The Diviners: A Book Review

Small-town hellcat turned New York City flapper, Evangeline O’Neill introduces each reader to her world in Libba Bray’s novel The Diviners with equal amounts of spunk and quick wit. However, though she leads us in, throughout the story, those who choose to pick up this treat of a novel are given insight into not only her life but those of a host of other characters introduced within its pages. In short, I took pauses in my reading of this book only when necessary. Were I not held back by time constraints, I would have completed this tome in one sitting.

To give a little back story, our main heroine has been sent to New York City by her parents to live with her Uncle Will who is a bachelor, museum owner and professor to boot. Not long after Evangeline’s, or Evie’s arrival, a brutal murder kicks off Evie’s involvement in aiding her uncle and the police solve an investigation into who could have done it. Delving further, it becomes apparent at separate points to most involved, that this case is not a typical whodunnit, and that Evie’s supernatural power could be the key that is necessary to close this case.
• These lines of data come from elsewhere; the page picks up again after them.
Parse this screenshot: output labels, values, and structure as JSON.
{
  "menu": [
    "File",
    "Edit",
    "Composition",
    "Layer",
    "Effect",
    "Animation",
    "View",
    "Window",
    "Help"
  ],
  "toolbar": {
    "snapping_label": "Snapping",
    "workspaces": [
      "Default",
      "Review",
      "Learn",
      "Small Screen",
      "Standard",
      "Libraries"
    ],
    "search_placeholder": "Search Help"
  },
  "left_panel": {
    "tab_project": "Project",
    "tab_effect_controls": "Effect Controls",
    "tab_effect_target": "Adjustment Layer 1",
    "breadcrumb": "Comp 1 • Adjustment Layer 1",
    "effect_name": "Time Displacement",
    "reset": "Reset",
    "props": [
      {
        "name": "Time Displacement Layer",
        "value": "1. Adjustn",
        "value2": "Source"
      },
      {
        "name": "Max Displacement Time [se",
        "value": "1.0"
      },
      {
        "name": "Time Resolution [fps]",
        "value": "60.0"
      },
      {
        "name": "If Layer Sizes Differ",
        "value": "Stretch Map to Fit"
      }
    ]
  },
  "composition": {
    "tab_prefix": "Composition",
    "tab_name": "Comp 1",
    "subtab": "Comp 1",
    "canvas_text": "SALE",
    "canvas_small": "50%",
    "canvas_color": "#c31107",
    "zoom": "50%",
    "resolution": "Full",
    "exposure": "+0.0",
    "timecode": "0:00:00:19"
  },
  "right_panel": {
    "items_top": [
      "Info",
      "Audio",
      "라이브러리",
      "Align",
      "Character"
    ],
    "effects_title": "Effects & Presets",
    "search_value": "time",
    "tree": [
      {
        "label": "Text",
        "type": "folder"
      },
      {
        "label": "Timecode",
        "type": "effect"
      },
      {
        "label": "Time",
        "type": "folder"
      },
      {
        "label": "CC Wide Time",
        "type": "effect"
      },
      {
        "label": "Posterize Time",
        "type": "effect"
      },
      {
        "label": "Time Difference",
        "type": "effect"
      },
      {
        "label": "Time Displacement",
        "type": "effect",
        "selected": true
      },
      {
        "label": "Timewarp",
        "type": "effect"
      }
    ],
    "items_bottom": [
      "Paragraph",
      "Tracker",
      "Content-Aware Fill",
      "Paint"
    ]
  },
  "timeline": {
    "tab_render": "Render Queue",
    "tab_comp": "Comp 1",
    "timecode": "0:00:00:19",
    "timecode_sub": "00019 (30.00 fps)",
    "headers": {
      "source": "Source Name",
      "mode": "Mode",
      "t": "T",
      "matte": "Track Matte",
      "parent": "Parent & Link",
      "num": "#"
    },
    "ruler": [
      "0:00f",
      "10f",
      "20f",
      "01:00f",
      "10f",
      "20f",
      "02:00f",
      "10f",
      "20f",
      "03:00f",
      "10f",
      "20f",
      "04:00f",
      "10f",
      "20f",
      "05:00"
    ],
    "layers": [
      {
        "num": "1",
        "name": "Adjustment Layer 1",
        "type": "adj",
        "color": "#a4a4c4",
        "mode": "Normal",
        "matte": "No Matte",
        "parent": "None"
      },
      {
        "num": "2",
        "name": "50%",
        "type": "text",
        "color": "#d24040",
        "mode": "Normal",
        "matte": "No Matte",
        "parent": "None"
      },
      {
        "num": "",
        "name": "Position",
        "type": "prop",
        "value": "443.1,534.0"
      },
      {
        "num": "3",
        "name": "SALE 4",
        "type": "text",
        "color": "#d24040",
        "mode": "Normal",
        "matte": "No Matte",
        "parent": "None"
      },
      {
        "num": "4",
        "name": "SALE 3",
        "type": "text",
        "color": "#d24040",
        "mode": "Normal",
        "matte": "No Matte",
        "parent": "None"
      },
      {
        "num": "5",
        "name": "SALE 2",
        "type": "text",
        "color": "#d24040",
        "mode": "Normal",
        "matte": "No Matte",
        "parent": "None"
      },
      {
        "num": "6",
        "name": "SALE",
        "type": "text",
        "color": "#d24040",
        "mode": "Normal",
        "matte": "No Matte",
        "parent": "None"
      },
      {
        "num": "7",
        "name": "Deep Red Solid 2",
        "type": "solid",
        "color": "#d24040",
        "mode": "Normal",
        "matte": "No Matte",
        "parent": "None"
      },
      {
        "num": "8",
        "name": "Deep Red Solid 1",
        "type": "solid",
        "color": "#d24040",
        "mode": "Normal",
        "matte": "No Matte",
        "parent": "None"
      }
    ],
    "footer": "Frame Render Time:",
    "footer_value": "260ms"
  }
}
As mentioned above, Evangeline is the star of the show in every sense of the word. Her character, though brash and outspoken, has a certain flair to her that cannot help but leap off of the page. Throughout my reading of this book, though I enjoyed every single character, she was the one who stole my heart. Not only is she the take-charge sort, but she also has depth, despite her less than desirable attributes, such as her inability to see past the next party at certain times, or her narrow-minded view of what she should be concerned with. She is by no means perfect, but no one person or character ever is.

With regards to the rest of the cast of characters, no matter how small or large a part they may have played, each one had a fully fleshed out persona which made them feel as if they were real people being written about. Diversity was woven in with ease, with little fanfare. Inasmuch, each held a significance to the story in some way, and although they may not seem to at certain portions throughout the book, eventually each loose thread is tied up, and their importance revealed.

Speaking of loose ends, as far as the technical aspects of storytelling – such as plot, world-building, and pacing – I felt each was executed well. Given that Mrs. Bray wrote from the perspective of an array of various characters throughout the course of this novel, I was impressed at how well she weaved their lives, stories, and character arcs together. Likewise, the world-building and plot were each intriguing enough to keep this reader engaged until the very last word.

Overall, I could not have asked for more from a YA Fantasy book. All of the elements of this story combined made for a fantastic novel. It was, as Evie says, “The cat’s meow.”

I rate this novel 5/5 stars.